PABLO - The vision of the coyotes came to artist Corky Clairmont 20 years ago.
He just didn't know what it was for at the time.
On a warm Wednesday, hundreds of people saw part of Clairmont's vision etched in granite as the Confederated Salish and Kootenai Tribes dedicated the Clairmont-designed Warrior/Veterans Wall of Remembrance at Eagle Circle in front of tribal headquarters.
Tepee poles 65 feet tall rise over the memorial, and serve to welcome Indian veterans both alive and dead back home to their reservation.
Inside the monument, the head of an eagle occupies the tallest piece of granite, and other pieces form the wings that circle around to protect those inside.
On those inside walls, the names of more than 1,200 Indians from the Flathead Reservation who have served their nation are carved into the stone.
There's Louis Charlo, the young man from Evaro who help raise the first American flag on Iwo Jima in 1945, and was killed in action there a week later.
There's Francois Mayuk Caye, an Elmo native and one of 44 Indians from the Flathead Reservation to volunteer during World War I even though, as CSKT chairman E.T. "Bud" Moran noted, Indians had not yet even been granted U.S. citizenship and were not required to serve.
Outside the circle, on the back of the granite wall, a series of landscapes from the Flathead Reservation that all those people left in order to serve are woven together.
From Chief Cliff on the northern end, to Grey Wolf Peak on the south, Clairmont's artwork shows "the land we have lived on for thousands of years," he says - Indian villages, Wildhorse Island, the white clay cliffs on the Flathead River, the Garden Wall, McDonald Peak.
And in the middle, opposite the eagle head, is the coyote and her pups.
"It's one of the most significant panels, because it brings the tribes together," Clairmont explained after a colorful three-hour dedication ceremony that included a victory dance featuring countless veterans, and the firing of three arrows into a bright blue sky that were retrieved and presented to elders from the reservation's three tribes.
Coyotes, Clairmont said, play an important part in the stories handed down from generation to generation in all the tribes.
"The coyote teaches us our rules, our morality, our lessons to live by," Clairmont said.

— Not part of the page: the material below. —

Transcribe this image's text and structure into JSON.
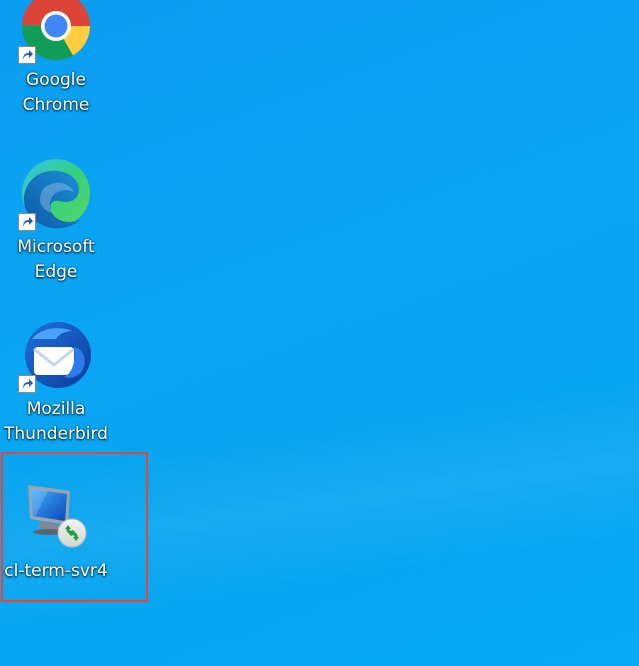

When talk began four years ago about a monument to Indian veterans at tribal headquarters, Clairmont - who heads the art department at nearby Salish Kootenai College - said he knew where his vision of the coyotes belonged.
The impressive memorial, Clairmont added, "is a small thing, compared to the sacrifices (veterans) made."
"I'd like to take credit for the whole thing, but I can't," he said, noting that many people, including veterans and elders, contributed ideas for the memorial.
The idea for including the 1,200 names, said CSKT facilities manager Sam Barber, came from a photograph inside tribal headquarters showing an Indian couple visiting the Vietnam Veterans Memorial Wall in Washington, D.C., where the names of more than 58,000 killed or missing in action in that war are listed.
"Why can't we do something like that?" Barber said someone asked.
The memorial, which Barber said cost the tribes $400,000 to construct, is a "living" one and has room for another 1,000 names to be added down the road.
Eventually, a nearby kiosk will have a computer where visitors can look up specific names from the memorial for more detailed information on each veteran.
From Clarence Whitworth, the first person listed on the first panel containing names, to Wayde D. Lester, the last name on the last panel, the 1,200 names are listed in no particular order.
There are, Clairmont noted, no tanks or guns, no ships or fighter planes, in the artwork. There is an Indian man and woman riding horseback - the woman with a baby in a cradleboard tied to her horse's side - and a pair of bison carved into the eagle's wings.
There are panels honoring Charlo and Caye, and also insignias for the Coast Guard, Army, Navy, Air Force, Marines and National Guard, each resting on top of eagle feathers.
"The eagle image is the strength of our nation," Clairmont said. "It wraps around you, protects you and watches over you."
Clairmont himself was never in the military, but his father was at Normandy and his brother served multiple tours in Vietnam.
Barney Clairmont, who enlisted in the Army in 1966 and served until 1973, never really successfully transitioned back into civilian life after Vietnam, Corky said.
"There's an adrenaline rush in combat, in the kind of service he was involved with," Clairmont said. "Like a lot of servicemen, he had trouble being a civilian once he got home. He was married, had a child, but there was trouble holding the family unit together."
Barney Clairmont died in a motorcycle accident in Polson in 1981, at the age of 33.
There are many stories, some with happy endings, some without, attached to all 1,200 names now etched in granite.
At Eagle Circle, their families now have a place they can go to remember, to mourn, to honor.
Reporter Vince Devlin can be reached at 1-800-366-7186 or firstname.lastname@example.org.